▶ TO DO
The reply should be one number: how many lines of the data below contain "Beat".

▶ THE DATA
#####

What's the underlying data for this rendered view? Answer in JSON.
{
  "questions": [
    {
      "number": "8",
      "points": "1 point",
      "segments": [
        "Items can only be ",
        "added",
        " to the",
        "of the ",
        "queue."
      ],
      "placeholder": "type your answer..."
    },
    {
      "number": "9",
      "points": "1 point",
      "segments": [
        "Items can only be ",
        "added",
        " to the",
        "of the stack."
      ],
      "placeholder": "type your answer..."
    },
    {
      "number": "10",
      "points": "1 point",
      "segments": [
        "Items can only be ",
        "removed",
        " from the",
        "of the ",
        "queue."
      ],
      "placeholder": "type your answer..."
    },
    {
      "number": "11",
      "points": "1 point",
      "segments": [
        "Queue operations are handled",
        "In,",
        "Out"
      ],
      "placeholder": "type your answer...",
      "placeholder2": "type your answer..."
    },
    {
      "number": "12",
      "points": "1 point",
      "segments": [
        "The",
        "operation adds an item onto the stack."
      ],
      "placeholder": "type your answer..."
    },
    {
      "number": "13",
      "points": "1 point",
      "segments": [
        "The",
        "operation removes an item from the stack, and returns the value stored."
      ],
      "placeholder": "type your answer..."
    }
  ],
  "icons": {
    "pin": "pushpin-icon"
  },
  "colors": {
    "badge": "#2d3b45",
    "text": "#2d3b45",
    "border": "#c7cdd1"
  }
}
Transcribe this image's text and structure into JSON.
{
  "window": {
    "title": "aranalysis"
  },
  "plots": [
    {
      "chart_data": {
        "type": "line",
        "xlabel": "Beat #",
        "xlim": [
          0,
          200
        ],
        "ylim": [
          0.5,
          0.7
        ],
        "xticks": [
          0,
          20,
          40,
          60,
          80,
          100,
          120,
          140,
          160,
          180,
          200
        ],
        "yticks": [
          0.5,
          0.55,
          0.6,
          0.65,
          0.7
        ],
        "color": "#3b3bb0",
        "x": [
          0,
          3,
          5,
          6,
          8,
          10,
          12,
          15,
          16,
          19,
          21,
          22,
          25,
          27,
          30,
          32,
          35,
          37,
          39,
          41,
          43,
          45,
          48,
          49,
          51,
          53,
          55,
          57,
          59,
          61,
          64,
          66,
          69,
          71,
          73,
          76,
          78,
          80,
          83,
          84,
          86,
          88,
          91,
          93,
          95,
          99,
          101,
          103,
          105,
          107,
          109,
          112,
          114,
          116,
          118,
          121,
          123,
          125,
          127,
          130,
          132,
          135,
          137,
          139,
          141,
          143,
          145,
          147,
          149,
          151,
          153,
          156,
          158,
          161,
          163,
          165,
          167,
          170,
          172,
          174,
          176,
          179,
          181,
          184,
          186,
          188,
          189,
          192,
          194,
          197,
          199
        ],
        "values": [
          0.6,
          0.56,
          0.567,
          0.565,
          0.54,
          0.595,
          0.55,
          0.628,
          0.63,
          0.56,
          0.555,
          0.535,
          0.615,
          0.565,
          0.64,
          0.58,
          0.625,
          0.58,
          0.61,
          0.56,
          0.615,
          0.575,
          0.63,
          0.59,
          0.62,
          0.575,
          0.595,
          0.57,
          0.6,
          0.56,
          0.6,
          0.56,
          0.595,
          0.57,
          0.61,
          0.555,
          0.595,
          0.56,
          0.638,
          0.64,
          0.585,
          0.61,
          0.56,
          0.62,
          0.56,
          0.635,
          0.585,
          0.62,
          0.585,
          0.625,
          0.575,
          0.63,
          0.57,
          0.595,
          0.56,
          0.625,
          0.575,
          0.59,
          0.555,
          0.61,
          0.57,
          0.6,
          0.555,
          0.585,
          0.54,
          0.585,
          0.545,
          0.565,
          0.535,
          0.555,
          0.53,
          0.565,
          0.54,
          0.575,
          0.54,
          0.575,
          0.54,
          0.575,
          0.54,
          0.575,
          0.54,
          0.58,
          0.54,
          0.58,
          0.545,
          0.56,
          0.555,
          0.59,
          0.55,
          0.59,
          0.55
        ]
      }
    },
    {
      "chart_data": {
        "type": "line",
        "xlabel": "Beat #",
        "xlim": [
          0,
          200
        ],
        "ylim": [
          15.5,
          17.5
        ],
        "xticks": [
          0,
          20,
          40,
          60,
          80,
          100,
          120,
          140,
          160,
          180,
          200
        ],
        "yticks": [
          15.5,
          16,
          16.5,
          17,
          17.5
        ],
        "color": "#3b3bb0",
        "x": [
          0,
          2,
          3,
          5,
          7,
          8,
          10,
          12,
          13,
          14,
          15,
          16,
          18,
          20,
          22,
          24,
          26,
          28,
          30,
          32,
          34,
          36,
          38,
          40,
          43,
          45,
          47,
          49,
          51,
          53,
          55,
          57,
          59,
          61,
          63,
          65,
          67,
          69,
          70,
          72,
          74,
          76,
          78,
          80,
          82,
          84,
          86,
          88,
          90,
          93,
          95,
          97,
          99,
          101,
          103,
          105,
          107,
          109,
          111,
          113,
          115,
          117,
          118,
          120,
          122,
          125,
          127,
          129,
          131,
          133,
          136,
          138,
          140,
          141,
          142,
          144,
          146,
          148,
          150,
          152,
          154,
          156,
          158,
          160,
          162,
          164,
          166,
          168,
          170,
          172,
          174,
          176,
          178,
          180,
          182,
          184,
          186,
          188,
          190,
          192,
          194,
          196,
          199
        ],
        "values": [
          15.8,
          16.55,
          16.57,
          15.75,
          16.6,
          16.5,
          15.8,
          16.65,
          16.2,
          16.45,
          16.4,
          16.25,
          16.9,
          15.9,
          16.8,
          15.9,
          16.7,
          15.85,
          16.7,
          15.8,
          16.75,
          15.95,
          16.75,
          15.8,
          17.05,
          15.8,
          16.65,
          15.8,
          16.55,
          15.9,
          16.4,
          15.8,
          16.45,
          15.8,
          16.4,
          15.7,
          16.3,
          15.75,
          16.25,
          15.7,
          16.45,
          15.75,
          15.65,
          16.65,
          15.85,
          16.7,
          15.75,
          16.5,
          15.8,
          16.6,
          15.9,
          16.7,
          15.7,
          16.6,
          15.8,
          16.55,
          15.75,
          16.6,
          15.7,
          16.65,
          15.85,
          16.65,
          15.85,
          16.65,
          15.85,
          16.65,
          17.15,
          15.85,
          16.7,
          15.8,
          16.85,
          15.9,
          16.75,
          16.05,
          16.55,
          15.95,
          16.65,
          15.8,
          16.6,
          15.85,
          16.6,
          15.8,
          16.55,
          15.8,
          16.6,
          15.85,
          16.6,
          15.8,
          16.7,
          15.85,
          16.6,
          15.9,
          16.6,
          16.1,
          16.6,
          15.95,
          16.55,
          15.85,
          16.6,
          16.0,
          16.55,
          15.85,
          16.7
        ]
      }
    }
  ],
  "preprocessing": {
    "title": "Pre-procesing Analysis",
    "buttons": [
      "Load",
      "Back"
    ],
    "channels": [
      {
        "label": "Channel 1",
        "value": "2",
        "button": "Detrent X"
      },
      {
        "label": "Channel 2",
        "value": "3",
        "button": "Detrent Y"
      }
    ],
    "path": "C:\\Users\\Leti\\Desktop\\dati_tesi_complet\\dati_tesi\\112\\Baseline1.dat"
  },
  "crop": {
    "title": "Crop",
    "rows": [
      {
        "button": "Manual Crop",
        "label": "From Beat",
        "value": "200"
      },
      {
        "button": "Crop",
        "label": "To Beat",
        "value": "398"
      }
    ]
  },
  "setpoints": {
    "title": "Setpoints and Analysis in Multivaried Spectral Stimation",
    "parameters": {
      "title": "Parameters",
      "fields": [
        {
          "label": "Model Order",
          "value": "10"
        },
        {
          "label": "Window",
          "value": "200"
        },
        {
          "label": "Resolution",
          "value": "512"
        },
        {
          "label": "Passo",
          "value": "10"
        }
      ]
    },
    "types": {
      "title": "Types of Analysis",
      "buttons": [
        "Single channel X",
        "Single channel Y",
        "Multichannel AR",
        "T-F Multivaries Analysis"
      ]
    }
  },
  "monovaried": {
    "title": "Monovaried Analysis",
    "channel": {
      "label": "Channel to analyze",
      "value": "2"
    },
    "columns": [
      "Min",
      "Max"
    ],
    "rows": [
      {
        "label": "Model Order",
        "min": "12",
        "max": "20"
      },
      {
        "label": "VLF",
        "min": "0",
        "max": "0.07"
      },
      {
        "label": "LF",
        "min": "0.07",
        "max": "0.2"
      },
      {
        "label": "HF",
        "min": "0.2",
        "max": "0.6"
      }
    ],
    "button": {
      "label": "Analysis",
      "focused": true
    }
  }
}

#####

▶ RESULT
4